On the day I turned 16½, I passed the driver’s test, collected my license, and gained my freedom.
My parents gave me a brown Ford Pinto station wagon to visit friends, get to and from work, and most importantly, for a new driving teenager, head-up-north to New Hampshire for hiking and skiing.
I have so many good memories of the White Mountains. During high school vacations and weekends, my friends and I would fill the back of the Pinto with backpacks, tents, cooking gear, food, and occasionally beer and set out on adventures. One such trip, included a visit to the Franconia Notch State Park where we reached the top of Cannon Mountain. That trip was the first day hike on which I started using my new Yashica FX3 single lens reflex camera (with real film) to document the fun. (See the photo at the top)
I learned so much about nature on those trips, including the immense power of the Pemigewasset River that erodes solid granite into nature shoots (water slides). We loved entering the top of the shoots and dropping into deep cold pools. I can still remember the rush of the cold water and speed of the trip to the plunge. During these and other activities I started to gain an interest in geology and earth science.

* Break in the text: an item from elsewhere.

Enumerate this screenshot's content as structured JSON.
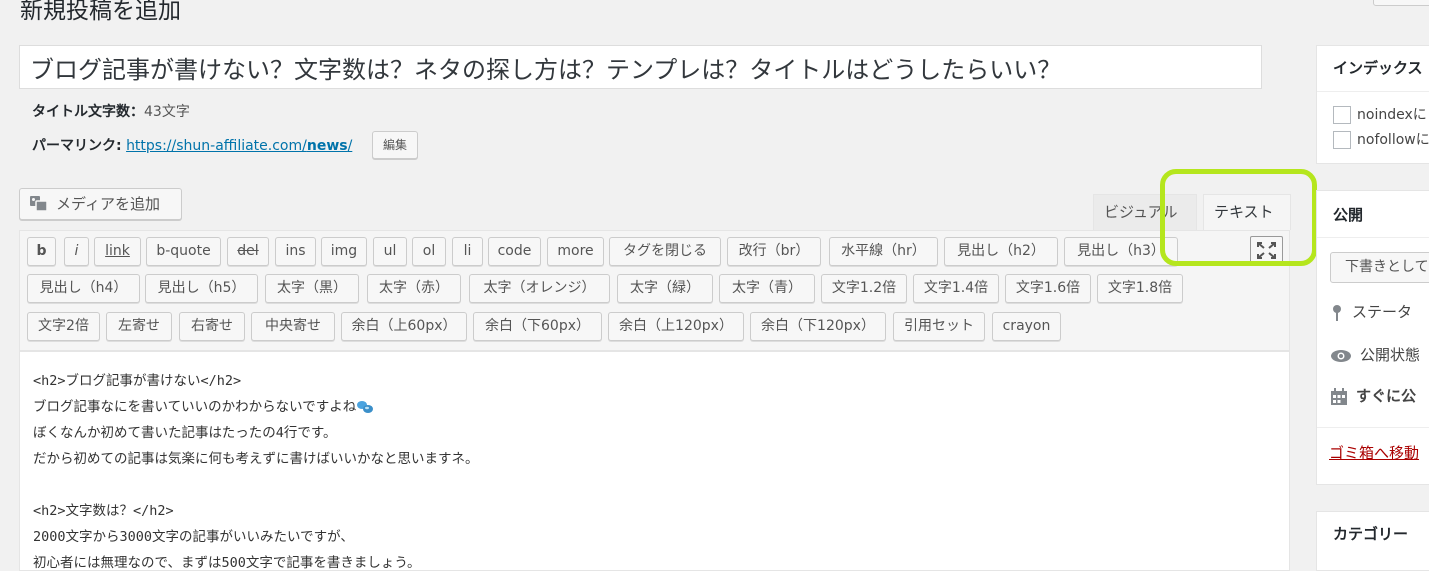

During my senior year, I took Mr. Buell’s Earth Science class and fell in love with learning about nature and the earth’s interrelated systems, such as the intercoastal zone of Nantasket Beach in Hull, MA and the wetland systems associated with the Sudbury River in Wayland, MA. We visited these environments and learned that even though they were different system, they both filtered water and were important to water quality for plants, fish, and animal babies. It was exciting to learn how natural systems filter themselves and support healthy life.
Because I was curious, my powers of observation improved over time and I started to see features in nature and around town that I had learned in my science classes. On hikes, I would discover the power of a mountain stream and its ability to move huge rocks and trees after a heavy rain while barely touching a sand grain when it had been dry for a while. And the more I learned the more I wanted to know. My innate curiosity pushed me to become a scientist.
As a high school scientist, I worked hard so that I always had gas money allowing for more adventures and practical experiences. I cut lawns, shoveled snow, completed odd jobs, worked in restaurants as well as the YMCA. Whatever it took to maintain my freedom to discover.
It makes me smile and laugh when I think back to all the fun and crazy things I did as a kid. I would not have changed a thing. My skinned knees, sunburned neck, and sore feet came from outdoor adventure that allowed me learn about the wonders of nature while feeding my insatiable curiosity and desire to know more. Today, I still keep active and continue to discover both physically and mentally by walking daily while listening to audio books. Life is good.